[WHAT IS EXPECTED] Count the lines in the entries that contain "JSON". Say the number and nothing more.

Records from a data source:
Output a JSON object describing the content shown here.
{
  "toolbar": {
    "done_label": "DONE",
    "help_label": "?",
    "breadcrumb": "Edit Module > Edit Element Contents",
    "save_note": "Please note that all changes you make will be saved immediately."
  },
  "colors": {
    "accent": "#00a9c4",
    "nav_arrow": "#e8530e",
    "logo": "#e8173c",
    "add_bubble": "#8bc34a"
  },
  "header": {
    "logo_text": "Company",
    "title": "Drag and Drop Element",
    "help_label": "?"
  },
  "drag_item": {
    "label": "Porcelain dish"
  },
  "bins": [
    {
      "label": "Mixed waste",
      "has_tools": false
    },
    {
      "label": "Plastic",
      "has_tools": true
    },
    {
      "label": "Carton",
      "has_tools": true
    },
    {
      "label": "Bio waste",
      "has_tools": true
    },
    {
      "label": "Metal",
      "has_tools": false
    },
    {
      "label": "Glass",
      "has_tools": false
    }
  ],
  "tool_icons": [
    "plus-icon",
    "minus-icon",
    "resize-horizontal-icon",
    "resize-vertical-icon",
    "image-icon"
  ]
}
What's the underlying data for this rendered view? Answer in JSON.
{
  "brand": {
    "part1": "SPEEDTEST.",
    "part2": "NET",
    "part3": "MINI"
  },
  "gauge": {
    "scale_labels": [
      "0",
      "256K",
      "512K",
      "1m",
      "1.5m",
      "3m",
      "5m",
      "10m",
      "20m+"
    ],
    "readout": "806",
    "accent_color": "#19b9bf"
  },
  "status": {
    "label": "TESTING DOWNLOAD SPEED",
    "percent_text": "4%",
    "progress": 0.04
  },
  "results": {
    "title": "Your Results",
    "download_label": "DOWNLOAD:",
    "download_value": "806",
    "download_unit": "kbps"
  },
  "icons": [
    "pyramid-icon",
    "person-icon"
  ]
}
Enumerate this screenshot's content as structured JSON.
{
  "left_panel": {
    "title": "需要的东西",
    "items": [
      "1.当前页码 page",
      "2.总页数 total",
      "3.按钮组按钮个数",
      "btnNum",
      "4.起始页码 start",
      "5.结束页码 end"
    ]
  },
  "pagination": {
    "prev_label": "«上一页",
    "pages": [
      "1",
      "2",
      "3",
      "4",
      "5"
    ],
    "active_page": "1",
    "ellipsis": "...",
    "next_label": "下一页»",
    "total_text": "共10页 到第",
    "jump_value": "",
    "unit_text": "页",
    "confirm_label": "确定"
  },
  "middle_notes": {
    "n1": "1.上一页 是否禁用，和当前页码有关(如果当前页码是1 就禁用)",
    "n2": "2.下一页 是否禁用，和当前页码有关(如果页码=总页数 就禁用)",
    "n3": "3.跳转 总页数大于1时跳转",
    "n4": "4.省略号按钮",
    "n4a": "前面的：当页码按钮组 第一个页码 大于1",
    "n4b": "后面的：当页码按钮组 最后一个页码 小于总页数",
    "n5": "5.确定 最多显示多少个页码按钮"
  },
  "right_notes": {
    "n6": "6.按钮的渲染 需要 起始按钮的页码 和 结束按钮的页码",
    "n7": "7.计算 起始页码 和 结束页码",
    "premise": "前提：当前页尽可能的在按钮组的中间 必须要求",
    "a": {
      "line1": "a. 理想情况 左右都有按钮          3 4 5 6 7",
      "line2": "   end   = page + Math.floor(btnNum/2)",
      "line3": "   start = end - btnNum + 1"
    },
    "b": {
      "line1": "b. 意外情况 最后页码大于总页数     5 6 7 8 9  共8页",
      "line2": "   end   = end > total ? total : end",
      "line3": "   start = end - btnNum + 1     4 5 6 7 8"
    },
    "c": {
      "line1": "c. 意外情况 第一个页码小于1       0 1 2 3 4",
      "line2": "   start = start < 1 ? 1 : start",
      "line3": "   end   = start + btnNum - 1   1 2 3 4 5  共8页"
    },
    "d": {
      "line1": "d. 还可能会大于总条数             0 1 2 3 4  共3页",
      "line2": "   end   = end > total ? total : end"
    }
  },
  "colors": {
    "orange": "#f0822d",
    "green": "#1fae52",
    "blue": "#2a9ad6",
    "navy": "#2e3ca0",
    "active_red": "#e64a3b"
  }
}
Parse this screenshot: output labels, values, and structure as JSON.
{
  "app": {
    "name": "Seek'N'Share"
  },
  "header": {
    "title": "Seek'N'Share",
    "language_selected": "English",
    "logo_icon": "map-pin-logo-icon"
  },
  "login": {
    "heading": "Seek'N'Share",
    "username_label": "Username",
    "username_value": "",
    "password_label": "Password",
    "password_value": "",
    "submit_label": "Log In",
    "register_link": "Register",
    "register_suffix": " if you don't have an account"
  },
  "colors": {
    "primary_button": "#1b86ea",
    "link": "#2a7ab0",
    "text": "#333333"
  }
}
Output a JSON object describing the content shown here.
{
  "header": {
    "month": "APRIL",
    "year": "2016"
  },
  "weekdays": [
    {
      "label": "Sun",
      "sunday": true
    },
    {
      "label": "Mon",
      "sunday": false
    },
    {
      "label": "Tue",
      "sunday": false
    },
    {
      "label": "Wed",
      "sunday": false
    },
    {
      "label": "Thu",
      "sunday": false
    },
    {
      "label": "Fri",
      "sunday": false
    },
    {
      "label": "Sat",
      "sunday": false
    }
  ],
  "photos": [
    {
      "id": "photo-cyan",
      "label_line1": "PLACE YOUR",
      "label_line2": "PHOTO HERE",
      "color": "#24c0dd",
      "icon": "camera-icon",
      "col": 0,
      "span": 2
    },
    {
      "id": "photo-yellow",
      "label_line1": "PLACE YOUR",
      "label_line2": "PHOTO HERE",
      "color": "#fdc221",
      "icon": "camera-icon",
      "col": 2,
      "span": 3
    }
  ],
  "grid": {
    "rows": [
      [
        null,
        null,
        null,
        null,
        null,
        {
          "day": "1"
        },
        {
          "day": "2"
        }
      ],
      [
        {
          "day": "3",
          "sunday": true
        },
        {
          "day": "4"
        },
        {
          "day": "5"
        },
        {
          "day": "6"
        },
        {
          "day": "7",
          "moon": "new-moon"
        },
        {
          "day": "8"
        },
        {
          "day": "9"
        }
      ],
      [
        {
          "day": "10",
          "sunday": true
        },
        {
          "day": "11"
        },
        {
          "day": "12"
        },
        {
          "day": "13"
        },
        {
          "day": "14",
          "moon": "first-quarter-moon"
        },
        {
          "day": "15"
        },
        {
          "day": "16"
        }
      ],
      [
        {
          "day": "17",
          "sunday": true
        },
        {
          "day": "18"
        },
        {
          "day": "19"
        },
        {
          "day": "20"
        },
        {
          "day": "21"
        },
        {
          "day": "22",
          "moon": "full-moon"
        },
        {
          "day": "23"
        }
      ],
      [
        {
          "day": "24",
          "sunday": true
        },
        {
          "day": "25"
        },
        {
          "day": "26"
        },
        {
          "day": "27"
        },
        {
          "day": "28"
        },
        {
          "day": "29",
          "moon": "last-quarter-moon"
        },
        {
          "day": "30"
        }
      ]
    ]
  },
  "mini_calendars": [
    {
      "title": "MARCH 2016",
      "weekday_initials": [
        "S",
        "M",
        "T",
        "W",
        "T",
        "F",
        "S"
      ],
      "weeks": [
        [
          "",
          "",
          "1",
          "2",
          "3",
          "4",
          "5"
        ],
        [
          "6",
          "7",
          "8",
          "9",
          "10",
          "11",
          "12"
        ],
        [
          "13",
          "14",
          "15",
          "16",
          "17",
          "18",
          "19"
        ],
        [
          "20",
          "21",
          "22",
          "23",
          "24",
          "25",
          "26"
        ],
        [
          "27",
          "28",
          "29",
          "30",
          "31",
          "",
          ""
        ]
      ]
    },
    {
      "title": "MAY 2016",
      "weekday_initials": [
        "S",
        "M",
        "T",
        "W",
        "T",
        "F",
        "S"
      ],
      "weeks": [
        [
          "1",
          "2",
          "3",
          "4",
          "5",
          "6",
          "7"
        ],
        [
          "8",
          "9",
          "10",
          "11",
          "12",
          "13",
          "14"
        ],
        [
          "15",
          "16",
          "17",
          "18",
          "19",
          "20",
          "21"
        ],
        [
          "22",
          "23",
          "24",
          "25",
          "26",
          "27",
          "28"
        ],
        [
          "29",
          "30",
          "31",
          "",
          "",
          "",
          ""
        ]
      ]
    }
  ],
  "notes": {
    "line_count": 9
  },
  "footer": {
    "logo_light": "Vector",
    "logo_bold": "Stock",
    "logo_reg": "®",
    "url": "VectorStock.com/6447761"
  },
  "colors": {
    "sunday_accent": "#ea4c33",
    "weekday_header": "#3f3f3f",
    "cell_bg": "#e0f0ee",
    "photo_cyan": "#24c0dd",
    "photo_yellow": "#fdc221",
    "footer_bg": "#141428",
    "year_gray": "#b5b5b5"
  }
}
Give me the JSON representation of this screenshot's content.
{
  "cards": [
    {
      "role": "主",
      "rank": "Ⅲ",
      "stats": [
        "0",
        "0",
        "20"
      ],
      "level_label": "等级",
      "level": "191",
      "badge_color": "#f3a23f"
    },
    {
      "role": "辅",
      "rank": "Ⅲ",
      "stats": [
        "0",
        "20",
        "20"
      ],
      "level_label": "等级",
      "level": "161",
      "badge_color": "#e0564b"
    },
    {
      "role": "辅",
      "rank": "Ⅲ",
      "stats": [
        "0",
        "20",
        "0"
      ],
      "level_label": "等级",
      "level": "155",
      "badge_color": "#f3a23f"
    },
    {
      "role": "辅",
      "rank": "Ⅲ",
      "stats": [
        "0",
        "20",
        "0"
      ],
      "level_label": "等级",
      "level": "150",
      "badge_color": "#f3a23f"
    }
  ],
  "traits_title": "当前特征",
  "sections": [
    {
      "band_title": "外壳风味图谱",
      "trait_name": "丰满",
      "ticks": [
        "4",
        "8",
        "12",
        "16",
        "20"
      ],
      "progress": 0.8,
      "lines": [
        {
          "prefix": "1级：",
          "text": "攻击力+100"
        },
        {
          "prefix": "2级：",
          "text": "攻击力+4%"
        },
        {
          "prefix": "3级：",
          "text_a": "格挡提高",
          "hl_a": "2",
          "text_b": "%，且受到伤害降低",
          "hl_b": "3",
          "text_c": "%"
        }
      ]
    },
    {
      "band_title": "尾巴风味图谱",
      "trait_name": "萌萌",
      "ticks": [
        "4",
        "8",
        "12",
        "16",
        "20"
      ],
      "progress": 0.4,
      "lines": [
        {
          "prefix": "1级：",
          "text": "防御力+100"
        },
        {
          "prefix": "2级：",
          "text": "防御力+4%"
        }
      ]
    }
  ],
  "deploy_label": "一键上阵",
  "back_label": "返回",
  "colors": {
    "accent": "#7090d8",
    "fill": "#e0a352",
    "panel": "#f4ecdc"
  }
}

[TASK SOLUTION] 6